On Tuesday, October data will begin rolling in. Although September was a relatively good month, a lot of economic activity hinges on the American consumer. And we know that confidence took a hit during the month. If spending didn't hold up, then the recovery will have slowed again this month.

However, at least one early report indicates that hiring was a little more brisk during the month. If that's the case, then some Americans had more money to spend. The better third quarter GDP growth result also implies that double dip isn't as serious a threat. That combined with better hiring and falling prices could be enough to cheer up Americans as holiday spending ramps up in November. But we'll know more when the October jobs report is revealed on Friday.

Notes/Disclaimers about the matrices above:

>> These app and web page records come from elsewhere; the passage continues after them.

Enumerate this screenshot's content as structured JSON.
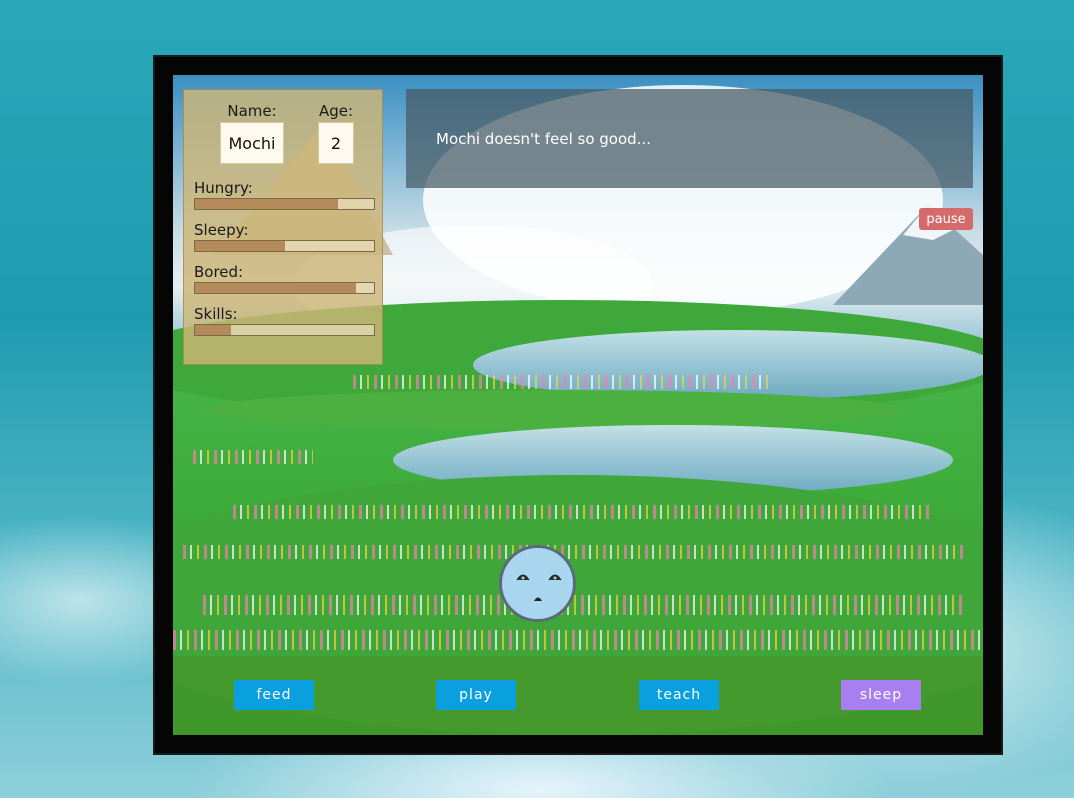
{
  "pet": {
    "name_label": "Name:",
    "name": "Mochi",
    "age_label": "Age:",
    "age": "2"
  },
  "meters": [
    {
      "label": "Hungry:",
      "level": 0.8
    },
    {
      "label": "Sleepy:",
      "level": 0.5
    },
    {
      "label": "Bored:",
      "level": 0.9
    },
    {
      "label": "Skills:",
      "level": 0.2
    }
  ],
  "message": "Mochi doesn't feel so good...",
  "controls": {
    "pause": "pause"
  },
  "actions": {
    "feed": "feed",
    "play": "play",
    "teach": "teach",
    "sleep": "sleep"
  },
  "colors": {
    "action_button": "#0aa0e0",
    "sleep_button": "#a77ff0",
    "pause_button": "#d46a6a",
    "meter_fill": "#b48a5a"
  }
}
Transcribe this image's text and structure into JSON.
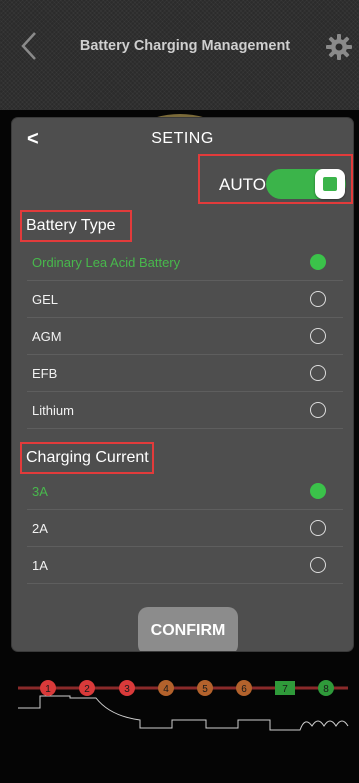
{
  "app": {
    "title": "Battery Charging Management",
    "icons": {
      "back": "chevron-left-icon",
      "settings": "gear-icon"
    }
  },
  "stages": {
    "labels": [
      "1",
      "2",
      "3",
      "4",
      "5",
      "6",
      "7",
      "8"
    ],
    "colors": {
      "active": "#d93a3a",
      "inactive": "#b3622c",
      "battery": "#2f9a3a",
      "final": "#2f9a3a"
    }
  },
  "modal": {
    "back_symbol": "<",
    "title": "SETING",
    "auto": {
      "label": "AUTO",
      "on": true
    },
    "battery_type": {
      "title": "Battery Type",
      "options": [
        {
          "label": "Ordinary Lea Acid Battery",
          "selected": true
        },
        {
          "label": "GEL",
          "selected": false
        },
        {
          "label": "AGM",
          "selected": false
        },
        {
          "label": "EFB",
          "selected": false
        },
        {
          "label": "Lithium",
          "selected": false
        }
      ]
    },
    "charging_current": {
      "title": "Charging Current",
      "options": [
        {
          "label": "3A",
          "selected": true
        },
        {
          "label": "2A",
          "selected": false
        },
        {
          "label": "1A",
          "selected": false
        }
      ]
    },
    "confirm_label": "CONFIRM"
  },
  "colors": {
    "accent_green": "#3bb44a",
    "highlight_red": "#e23b3b",
    "modal_bg": "#4e4e4e"
  }
}
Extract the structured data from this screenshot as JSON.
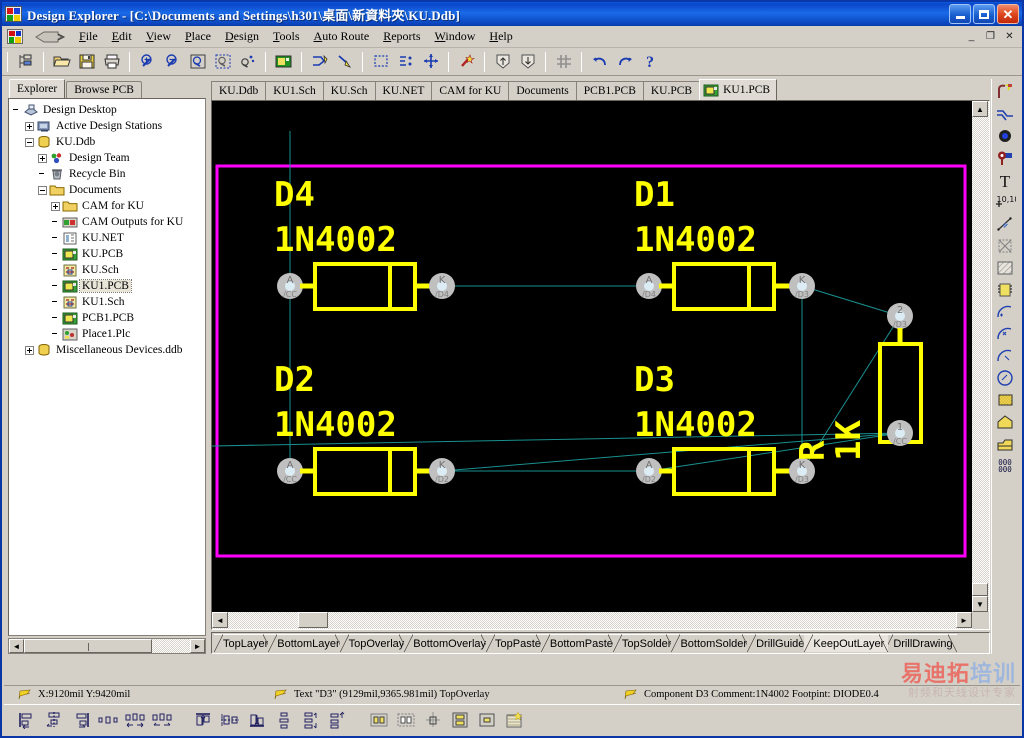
{
  "window": {
    "title": "Design Explorer - [C:\\Documents and Settings\\h301\\桌面\\新資料夾\\KU.Ddb]",
    "minimize_label": "_",
    "maximize_label": "□",
    "close_label": "✕"
  },
  "menu": {
    "items": [
      {
        "label": "File"
      },
      {
        "label": "Edit"
      },
      {
        "label": "View"
      },
      {
        "label": "Place"
      },
      {
        "label": "Design"
      },
      {
        "label": "Tools"
      },
      {
        "label": "Auto Route"
      },
      {
        "label": "Reports"
      },
      {
        "label": "Window"
      },
      {
        "label": "Help"
      }
    ],
    "mdi": {
      "minimize": "_",
      "restore": "❐",
      "close": "✕"
    }
  },
  "toolbar": {
    "buttons": [
      {
        "name": "explorer-panel-icon",
        "tip": "Toggle Design Explorer Panel"
      },
      {
        "name": "open-folder-icon",
        "tip": "Open"
      },
      {
        "name": "save-icon",
        "tip": "Save"
      },
      {
        "name": "print-icon",
        "tip": "Print"
      },
      {
        "name": "zoom-in-icon",
        "tip": "Zoom In"
      },
      {
        "name": "zoom-out-icon",
        "tip": "Zoom Out"
      },
      {
        "name": "zoom-document-icon",
        "tip": "Zoom Document"
      },
      {
        "name": "zoom-area-icon",
        "tip": "Zoom Area"
      },
      {
        "name": "zoom-selection-icon",
        "tip": "Zoom Selection"
      },
      {
        "name": "browse-component-icon",
        "tip": "Browse Component"
      },
      {
        "name": "interactive-route-icon",
        "tip": "Interactively Route"
      },
      {
        "name": "place-line-icon",
        "tip": "Place Line"
      },
      {
        "name": "select-area-icon",
        "tip": "Select Inside Area"
      },
      {
        "name": "deselect-icon",
        "tip": "Deselect All"
      },
      {
        "name": "move-icon",
        "tip": "Move Selection"
      },
      {
        "name": "drc-wand-icon",
        "tip": "Design Rule Check"
      },
      {
        "name": "up-pcb-icon",
        "tip": "Up a Level"
      },
      {
        "name": "down-pcb-icon",
        "tip": "Down a Level"
      },
      {
        "name": "grid-icon",
        "tip": "Toggle Grid"
      },
      {
        "name": "undo-icon",
        "tip": "Undo"
      },
      {
        "name": "redo-icon",
        "tip": "Redo"
      },
      {
        "name": "help-icon",
        "tip": "Help"
      }
    ]
  },
  "sidebar": {
    "tabs": [
      {
        "label": "Explorer",
        "active": true
      },
      {
        "label": "Browse PCB",
        "active": false
      }
    ],
    "tree": [
      {
        "label": "Design Desktop",
        "indent": 0,
        "expander": "none",
        "icon": "desktop-icon",
        "selected": false
      },
      {
        "label": "Active Design Stations",
        "indent": 1,
        "expander": "plus",
        "icon": "station-icon",
        "selected": false
      },
      {
        "label": "KU.Ddb",
        "indent": 1,
        "expander": "minus",
        "icon": "database-icon",
        "selected": false
      },
      {
        "label": "Design Team",
        "indent": 2,
        "expander": "plus",
        "icon": "team-icon",
        "selected": false
      },
      {
        "label": "Recycle Bin",
        "indent": 2,
        "expander": "none",
        "icon": "recycle-icon",
        "selected": false
      },
      {
        "label": "Documents",
        "indent": 2,
        "expander": "minus",
        "icon": "folder-icon",
        "selected": false
      },
      {
        "label": "CAM for KU",
        "indent": 3,
        "expander": "plus",
        "icon": "folder-icon",
        "selected": false
      },
      {
        "label": "CAM Outputs for KU",
        "indent": 3,
        "expander": "none",
        "icon": "cam-icon",
        "selected": false
      },
      {
        "label": "KU.NET",
        "indent": 3,
        "expander": "none",
        "icon": "net-icon",
        "selected": false
      },
      {
        "label": "KU.PCB",
        "indent": 3,
        "expander": "none",
        "icon": "pcb-icon",
        "selected": false
      },
      {
        "label": "KU.Sch",
        "indent": 3,
        "expander": "none",
        "icon": "sch-icon",
        "selected": false
      },
      {
        "label": "KU1.PCB",
        "indent": 3,
        "expander": "none",
        "icon": "pcb-icon",
        "selected": true
      },
      {
        "label": "KU1.Sch",
        "indent": 3,
        "expander": "none",
        "icon": "sch-icon",
        "selected": false
      },
      {
        "label": "PCB1.PCB",
        "indent": 3,
        "expander": "none",
        "icon": "pcb-icon",
        "selected": false
      },
      {
        "label": "Place1.Plc",
        "indent": 3,
        "expander": "none",
        "icon": "plc-icon",
        "selected": false
      },
      {
        "label": "Miscellaneous Devices.ddb",
        "indent": 1,
        "expander": "plus",
        "icon": "database-icon",
        "selected": false
      }
    ],
    "scroll": {
      "left_arrow": "◄",
      "right_arrow": "►"
    }
  },
  "document_tabs": [
    {
      "label": "KU.Ddb",
      "active": false
    },
    {
      "label": "KU1.Sch",
      "active": false
    },
    {
      "label": "KU.Sch",
      "active": false
    },
    {
      "label": "KU.NET",
      "active": false
    },
    {
      "label": "CAM for KU",
      "active": false
    },
    {
      "label": "Documents",
      "active": false
    },
    {
      "label": "PCB1.PCB",
      "active": false
    },
    {
      "label": "KU.PCB",
      "active": false
    },
    {
      "label": "KU1.PCB",
      "active": true
    }
  ],
  "pcb": {
    "background_color": "#000000",
    "keepout_color": "#ff00ff",
    "overlay_color": "#ffff00",
    "ratsnest_color": "#1a8f8f",
    "pad_color": "#c8c8c8",
    "components": [
      {
        "designator": "D4",
        "comment": "1N4002",
        "pad_a": "A",
        "pad_a_net": "/CC",
        "pad_k": "K",
        "pad_k_net": "/D4"
      },
      {
        "designator": "D1",
        "comment": "1N4002",
        "pad_a": "A",
        "pad_a_net": "/D4",
        "pad_k": "K",
        "pad_k_net": "/D3"
      },
      {
        "designator": "D2",
        "comment": "1N4002",
        "pad_a": "A",
        "pad_a_net": "/CC",
        "pad_k": "K",
        "pad_k_net": "/D2"
      },
      {
        "designator": "D3",
        "comment": "1N4002",
        "pad_a": "A",
        "pad_a_net": "/D2",
        "pad_k": "K",
        "pad_k_net": "/D3"
      },
      {
        "designator": "R",
        "comment": "1K",
        "pad_a": "2",
        "pad_a_net": "/D3",
        "pad_k": "1",
        "pad_k_net": "/CC"
      }
    ],
    "scroll": {
      "up": "▲",
      "down": "▼",
      "left": "◄",
      "right": "►"
    }
  },
  "layer_tabs": [
    {
      "label": "TopLayer",
      "active": false
    },
    {
      "label": "BottomLayer",
      "active": false
    },
    {
      "label": "TopOverlay",
      "active": false
    },
    {
      "label": "BottomOverlay",
      "active": false
    },
    {
      "label": "TopPaste",
      "active": false
    },
    {
      "label": "BottomPaste",
      "active": false
    },
    {
      "label": "TopSolder",
      "active": false
    },
    {
      "label": "BottomSolder",
      "active": false
    },
    {
      "label": "DrillGuide",
      "active": false
    },
    {
      "label": "KeepOutLayer",
      "active": true
    },
    {
      "label": "DrillDrawing",
      "active": false
    }
  ],
  "right_toolbar": [
    {
      "name": "interactive-routing-icon"
    },
    {
      "name": "place-track-icon"
    },
    {
      "name": "place-via-icon"
    },
    {
      "name": "place-pad-icon"
    },
    {
      "name": "place-string-icon"
    },
    {
      "name": "place-coordinate-icon"
    },
    {
      "name": "place-dimension-icon"
    },
    {
      "name": "place-keepout-icon"
    },
    {
      "name": "place-fill-icon"
    },
    {
      "name": "place-component-icon"
    },
    {
      "name": "place-arc-center-icon"
    },
    {
      "name": "place-arc-edge-icon"
    },
    {
      "name": "place-arc-any-angle-icon"
    },
    {
      "name": "place-full-circle-icon"
    },
    {
      "name": "place-polygon-plane-icon"
    },
    {
      "name": "place-split-plane-icon"
    },
    {
      "name": "place-room-icon"
    },
    {
      "name": "array-paste-icon"
    }
  ],
  "bottom_toolbar": [
    {
      "name": "align-left-icon"
    },
    {
      "name": "align-horizontal-center-icon"
    },
    {
      "name": "align-right-icon"
    },
    {
      "name": "space-equally-horizontal-icon"
    },
    {
      "name": "increase-horizontal-spacing-icon"
    },
    {
      "name": "decrease-horizontal-spacing-icon"
    },
    {
      "name": "align-top-icon"
    },
    {
      "name": "align-vertical-center-icon"
    },
    {
      "name": "align-bottom-icon"
    },
    {
      "name": "space-equally-vertical-icon"
    },
    {
      "name": "increase-vertical-spacing-icon"
    },
    {
      "name": "decrease-vertical-spacing-icon"
    },
    {
      "name": "position-component-text-icon"
    },
    {
      "name": "move-to-grid-icon"
    },
    {
      "name": "move-selection-icon"
    },
    {
      "name": "flip-selection-icon"
    },
    {
      "name": "rotate-selection-icon"
    },
    {
      "name": "arrange-components-icon"
    }
  ],
  "status": {
    "coordinates": "X:9120mil Y:9420mil",
    "object": "Text \"D3\" (9129mil,9365.981mil)  TopOverlay",
    "component_info": "Component D3 Comment:1N4002 Footpint: DIODE0.4"
  },
  "watermark": {
    "line1_red": "易迪拓",
    "line1_blue": "培训",
    "line2": "射频和天线设计专家"
  }
}
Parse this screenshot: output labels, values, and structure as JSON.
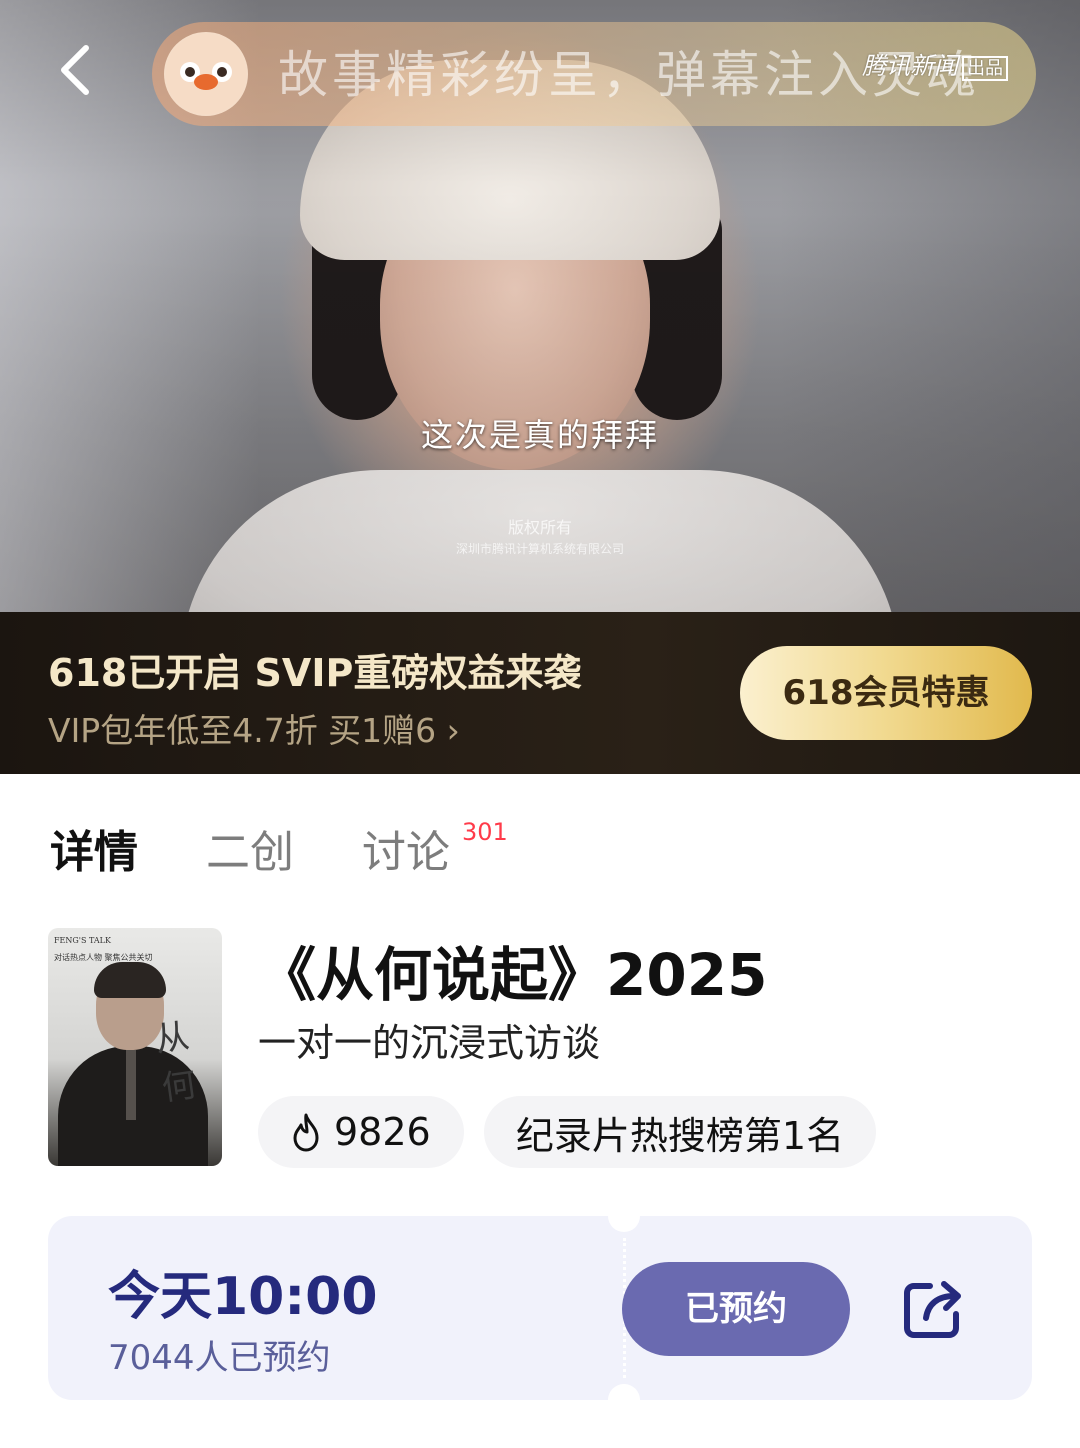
{
  "video": {
    "danmaku_placeholder": "故事精彩纷呈，弹幕注入灵魂",
    "brand": "腾讯新闻",
    "brand_badge": "出品",
    "subtitle": "这次是真的拜拜",
    "watermark_line1": "版权所有",
    "watermark_line2": "深圳市腾讯计算机系统有限公司"
  },
  "promo": {
    "title": "618已开启 SVIP重磅权益来袭",
    "subtitle": "VIP包年低至4.7折 买1赠6 ›",
    "button_label": "618会员特惠"
  },
  "tabs": [
    {
      "label": "详情",
      "active": true
    },
    {
      "label": "二创",
      "active": false
    },
    {
      "label": "讨论",
      "active": false,
      "badge": "301"
    }
  ],
  "show": {
    "title": "《从何说起》2025",
    "description": "一对一的沉浸式访谈",
    "heat": "9826",
    "rank_label": "纪录片热搜榜第1名",
    "poster_text_line1": "FENG'S TALK",
    "poster_text_line2": "对话热点人物 聚焦公共关切",
    "poster_callig": "从何"
  },
  "reservation": {
    "time": "今天10:00",
    "count": "7044人已预约",
    "button_label": "已预约"
  },
  "colors": {
    "promo_bg": "#1b1510",
    "promo_gold": "#f1d98f",
    "reserve_text": "#252a7d",
    "reserve_button": "#6a6ab0",
    "tab_badge": "#ff3b4a"
  }
}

  • This is by no means completely exhaustive, but it does take into account many important statistics.
  • This represents a somewhat quantitative summary, but no weighting has been used to create an economic index, so the reader can decide how important each statistic is for himself or herself.
  • There is some overlap.

* Additional Note: As of this month, I have switched up my employment level statistic to show nonfarm jobs via the BLS Establishment Survey instead of employment according to the Household Survey. I thought it added a little bit more diversity of sources to provide two employment statistics from two separate surveys, since I already include the unemployment rate from the Household Survey.

** Additional Note 2: Greece's bond protection here is measured in "upfront points" instead of CDS spreads. When a country's debt is very risky, it becomes easier to just express the cost of protection in upfront points instead of CDS spreads. CDS spreads represent how big a premium per year someone who wants the insurance must pay. Upfront points, however, signify an amount of money upfront that an investor must provide for the protection. For example "61" for Greece means that for every $10 million of Greek debt an investor wants to ensure, $6.1 million must be paid at the onset of the trade, plus a $100,000 per year fee. By comparison, a regular CDS spread of 61 would mean that the insurance costs $61,000 per year to protect $10 million of debt. So you can see that upfront points are much, much more expensive.

Image Credit: Natalia D./Shutterstock